*Problem to work on:*
Starting at the line that holds "Output a JSON", copy every line exactly through the end of the data, and no others.

* * *

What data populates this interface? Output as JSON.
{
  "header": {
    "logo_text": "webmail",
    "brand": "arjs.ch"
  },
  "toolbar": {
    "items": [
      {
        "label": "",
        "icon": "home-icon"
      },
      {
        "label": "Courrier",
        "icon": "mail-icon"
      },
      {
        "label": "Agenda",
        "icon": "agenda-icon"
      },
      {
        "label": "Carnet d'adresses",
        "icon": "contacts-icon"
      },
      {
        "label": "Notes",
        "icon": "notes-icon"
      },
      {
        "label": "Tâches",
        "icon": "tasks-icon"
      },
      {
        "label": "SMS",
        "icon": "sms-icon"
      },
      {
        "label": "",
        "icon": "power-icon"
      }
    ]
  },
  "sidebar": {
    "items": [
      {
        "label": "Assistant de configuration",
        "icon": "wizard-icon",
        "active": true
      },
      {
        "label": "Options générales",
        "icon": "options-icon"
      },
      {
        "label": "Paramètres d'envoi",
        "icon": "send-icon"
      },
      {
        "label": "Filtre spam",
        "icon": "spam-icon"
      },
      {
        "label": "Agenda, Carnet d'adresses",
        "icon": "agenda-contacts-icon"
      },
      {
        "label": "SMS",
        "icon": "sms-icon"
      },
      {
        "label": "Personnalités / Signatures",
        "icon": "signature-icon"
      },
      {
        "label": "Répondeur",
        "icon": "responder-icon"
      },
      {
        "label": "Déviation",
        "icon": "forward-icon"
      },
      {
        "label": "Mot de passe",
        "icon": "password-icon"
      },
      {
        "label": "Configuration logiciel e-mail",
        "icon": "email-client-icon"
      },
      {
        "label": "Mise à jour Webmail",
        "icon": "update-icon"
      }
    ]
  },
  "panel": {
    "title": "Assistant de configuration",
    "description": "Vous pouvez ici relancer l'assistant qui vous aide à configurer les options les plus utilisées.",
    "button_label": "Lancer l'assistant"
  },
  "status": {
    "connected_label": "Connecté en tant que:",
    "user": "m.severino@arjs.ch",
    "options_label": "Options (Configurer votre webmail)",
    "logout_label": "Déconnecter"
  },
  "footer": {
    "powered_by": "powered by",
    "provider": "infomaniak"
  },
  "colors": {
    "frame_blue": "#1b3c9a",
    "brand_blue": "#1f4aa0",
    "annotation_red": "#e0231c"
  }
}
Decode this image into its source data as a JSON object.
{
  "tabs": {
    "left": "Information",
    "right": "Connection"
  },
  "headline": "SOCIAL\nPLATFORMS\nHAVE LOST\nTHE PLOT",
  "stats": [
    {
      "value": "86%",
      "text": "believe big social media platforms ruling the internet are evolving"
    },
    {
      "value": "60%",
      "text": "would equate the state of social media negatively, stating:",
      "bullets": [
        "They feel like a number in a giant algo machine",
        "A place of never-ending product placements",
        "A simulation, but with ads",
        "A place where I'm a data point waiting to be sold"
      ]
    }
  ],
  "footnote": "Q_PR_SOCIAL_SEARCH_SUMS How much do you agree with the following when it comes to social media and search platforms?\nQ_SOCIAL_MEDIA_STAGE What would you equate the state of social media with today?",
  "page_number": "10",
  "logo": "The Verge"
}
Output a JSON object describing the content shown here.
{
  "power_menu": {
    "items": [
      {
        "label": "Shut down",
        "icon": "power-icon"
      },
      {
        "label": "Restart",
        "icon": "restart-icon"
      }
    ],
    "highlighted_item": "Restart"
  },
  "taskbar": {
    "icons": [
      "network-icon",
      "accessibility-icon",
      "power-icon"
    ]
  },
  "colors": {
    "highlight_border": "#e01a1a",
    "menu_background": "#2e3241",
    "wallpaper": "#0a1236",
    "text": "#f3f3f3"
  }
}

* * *

*Finished exercise:*
Output a JSON object describing the content shown here.
{
  "power_menu": {
    "items": [
      {
        "label": "Shut down",
        "icon": "power-icon"
      },
      {
        "label": "Restart",
        "icon": "restart-icon"
      }
    ],
    "highlighted_item": "Restart"
  },
  "taskbar": {
    "icons": [
      "network-icon",
      "accessibility-icon",
      "power-icon"
    ]
  },
  "colors": {
    "highlight_border": "#e01a1a",
    "menu_background": "#2e3241",
    "wallpaper": "#0a1236",
    "text": "#f3f3f3"
  }
}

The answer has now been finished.